Other Common Name
Previously known as Helix aspersa
European brown garden snail
Spherical shell, 25-40mm in diameter, with four or five whorls. It has
a wrinkled surface. Pale brown or yellow in colour, often marked with several
dark, broken bands that give the snail a blotchy appearance. The lip of the
snail’s shell is white.
Mainly nocturnal but does sometimes appear during the day, usually
after rain. Reproduction takes place in early summer and is usually sexual,
although self-fertilisation does occur.
Native to the Mediterranean region and western Europe, but has since
spread to other regions through deliberate or accidental transfer. It is now
present on all continents except Antartica.
It arrived in Southern Africa with the Huguenots during the 18th century, who used it as a food animal.
Found in parks, gardens and agricultural land; also forests and dunes.
It can cause extensive damage in citrus groves, where it creates holes
in leaves and fruit. These can lead to rejection of the crop, early fruit drop,
or fungal decay. The snail also feeds on the young foliar buds and leaves of
Crops at Risk
Primarily a herbivore, the species has a wide range of host plants,
including citrus trees, vines, vegetables and cereals.
Impact and Severity
One of the most damaging snail species. In vines, the snail can cause
losses of up to 25% of the crop.
Prevention and Control
Handpicking, while laborious, can be very effective for the garden
snail – large numbers often congregate in the same place. Copper strips around
the base of fruit trees have been found to reduce numbers, in conjunction with
the use of baits on the ground.
Garden snails are a food source for lizards, frogs and birds.

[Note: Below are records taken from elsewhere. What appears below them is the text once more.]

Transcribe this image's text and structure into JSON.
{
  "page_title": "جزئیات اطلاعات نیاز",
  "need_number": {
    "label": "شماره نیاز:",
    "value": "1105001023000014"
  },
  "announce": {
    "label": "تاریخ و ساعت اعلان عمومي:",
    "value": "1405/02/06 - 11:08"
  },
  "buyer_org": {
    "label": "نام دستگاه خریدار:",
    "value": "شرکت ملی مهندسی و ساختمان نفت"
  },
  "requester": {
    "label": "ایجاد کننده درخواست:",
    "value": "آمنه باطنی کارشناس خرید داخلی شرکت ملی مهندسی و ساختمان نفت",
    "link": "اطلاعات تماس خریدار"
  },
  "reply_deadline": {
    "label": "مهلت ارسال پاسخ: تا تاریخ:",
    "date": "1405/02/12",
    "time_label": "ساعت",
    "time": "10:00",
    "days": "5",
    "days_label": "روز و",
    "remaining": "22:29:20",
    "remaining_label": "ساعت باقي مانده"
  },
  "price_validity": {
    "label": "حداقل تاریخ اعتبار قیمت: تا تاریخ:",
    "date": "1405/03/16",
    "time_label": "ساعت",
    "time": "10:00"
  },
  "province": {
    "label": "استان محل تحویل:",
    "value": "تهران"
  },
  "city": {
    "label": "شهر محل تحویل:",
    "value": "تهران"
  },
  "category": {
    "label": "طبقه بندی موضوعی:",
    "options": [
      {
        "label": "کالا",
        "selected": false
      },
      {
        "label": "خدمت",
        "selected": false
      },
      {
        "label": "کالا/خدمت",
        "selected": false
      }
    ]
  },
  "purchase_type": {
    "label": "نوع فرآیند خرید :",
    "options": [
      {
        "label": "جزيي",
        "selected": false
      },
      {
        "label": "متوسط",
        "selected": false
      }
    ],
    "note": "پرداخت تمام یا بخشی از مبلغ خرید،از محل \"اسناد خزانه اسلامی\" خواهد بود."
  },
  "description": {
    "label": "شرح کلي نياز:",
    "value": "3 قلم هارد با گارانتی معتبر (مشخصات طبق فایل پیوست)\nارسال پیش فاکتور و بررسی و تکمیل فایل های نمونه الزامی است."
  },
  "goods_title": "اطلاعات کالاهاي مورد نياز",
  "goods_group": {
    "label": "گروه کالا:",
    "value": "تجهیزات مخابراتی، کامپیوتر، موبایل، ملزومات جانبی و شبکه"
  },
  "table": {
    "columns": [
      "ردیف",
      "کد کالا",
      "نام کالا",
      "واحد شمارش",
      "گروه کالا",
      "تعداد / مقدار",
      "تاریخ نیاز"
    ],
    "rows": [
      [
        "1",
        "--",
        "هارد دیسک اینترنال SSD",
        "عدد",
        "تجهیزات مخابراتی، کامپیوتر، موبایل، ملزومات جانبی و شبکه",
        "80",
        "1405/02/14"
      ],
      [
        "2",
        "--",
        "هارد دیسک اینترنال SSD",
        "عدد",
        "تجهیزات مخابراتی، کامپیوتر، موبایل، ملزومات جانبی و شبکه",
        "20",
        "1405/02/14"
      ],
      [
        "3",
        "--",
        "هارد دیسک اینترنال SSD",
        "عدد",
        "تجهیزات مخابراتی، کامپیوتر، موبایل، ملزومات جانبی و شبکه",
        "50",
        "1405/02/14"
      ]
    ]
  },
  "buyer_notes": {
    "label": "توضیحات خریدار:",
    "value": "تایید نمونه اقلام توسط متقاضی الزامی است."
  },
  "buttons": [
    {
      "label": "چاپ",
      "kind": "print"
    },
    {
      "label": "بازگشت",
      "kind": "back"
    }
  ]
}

Some
insects also prey on snails, and other snail species will also eat them.